● **How to complete this task**: With the images left out, print every entry that follows exactly.

*** Data for this exercise ***

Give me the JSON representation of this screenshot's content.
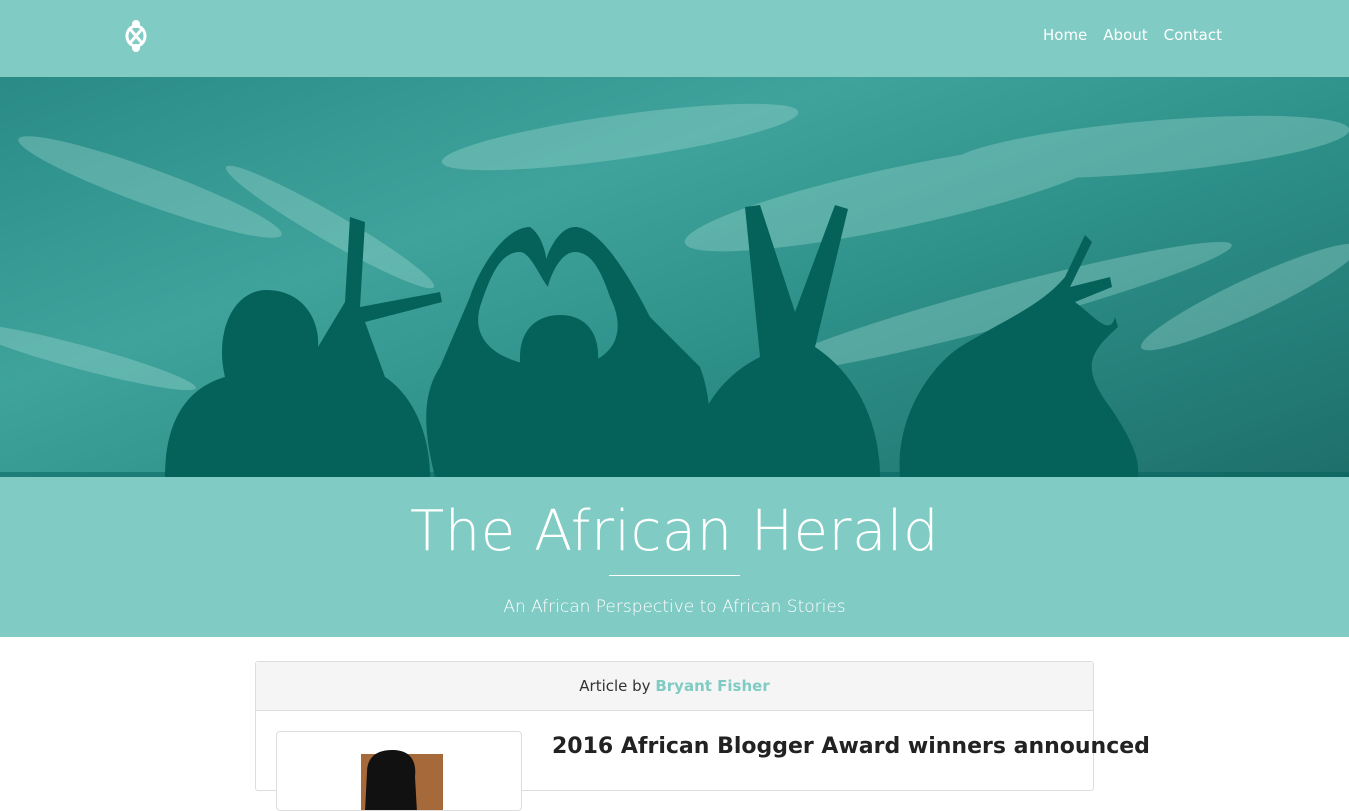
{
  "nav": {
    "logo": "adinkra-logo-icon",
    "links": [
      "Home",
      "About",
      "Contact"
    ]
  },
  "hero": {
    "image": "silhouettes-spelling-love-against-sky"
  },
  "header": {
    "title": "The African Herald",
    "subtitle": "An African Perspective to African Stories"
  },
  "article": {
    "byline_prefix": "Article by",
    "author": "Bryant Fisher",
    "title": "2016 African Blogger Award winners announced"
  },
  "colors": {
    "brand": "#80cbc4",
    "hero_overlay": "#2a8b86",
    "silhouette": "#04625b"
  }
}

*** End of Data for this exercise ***

● **The completed task**:
Give me the JSON representation of this screenshot's content.
{
  "nav": {
    "logo": "adinkra-logo-icon",
    "links": [
      "Home",
      "About",
      "Contact"
    ]
  },
  "hero": {
    "image": "silhouettes-spelling-love-against-sky"
  },
  "header": {
    "title": "The African Herald",
    "subtitle": "An African Perspective to African Stories"
  },
  "article": {
    "byline_prefix": "Article by",
    "author": "Bryant Fisher",
    "title": "2016 African Blogger Award winners announced"
  },
  "colors": {
    "brand": "#80cbc4",
    "hero_overlay": "#2a8b86",
    "silhouette": "#04625b"
  }
}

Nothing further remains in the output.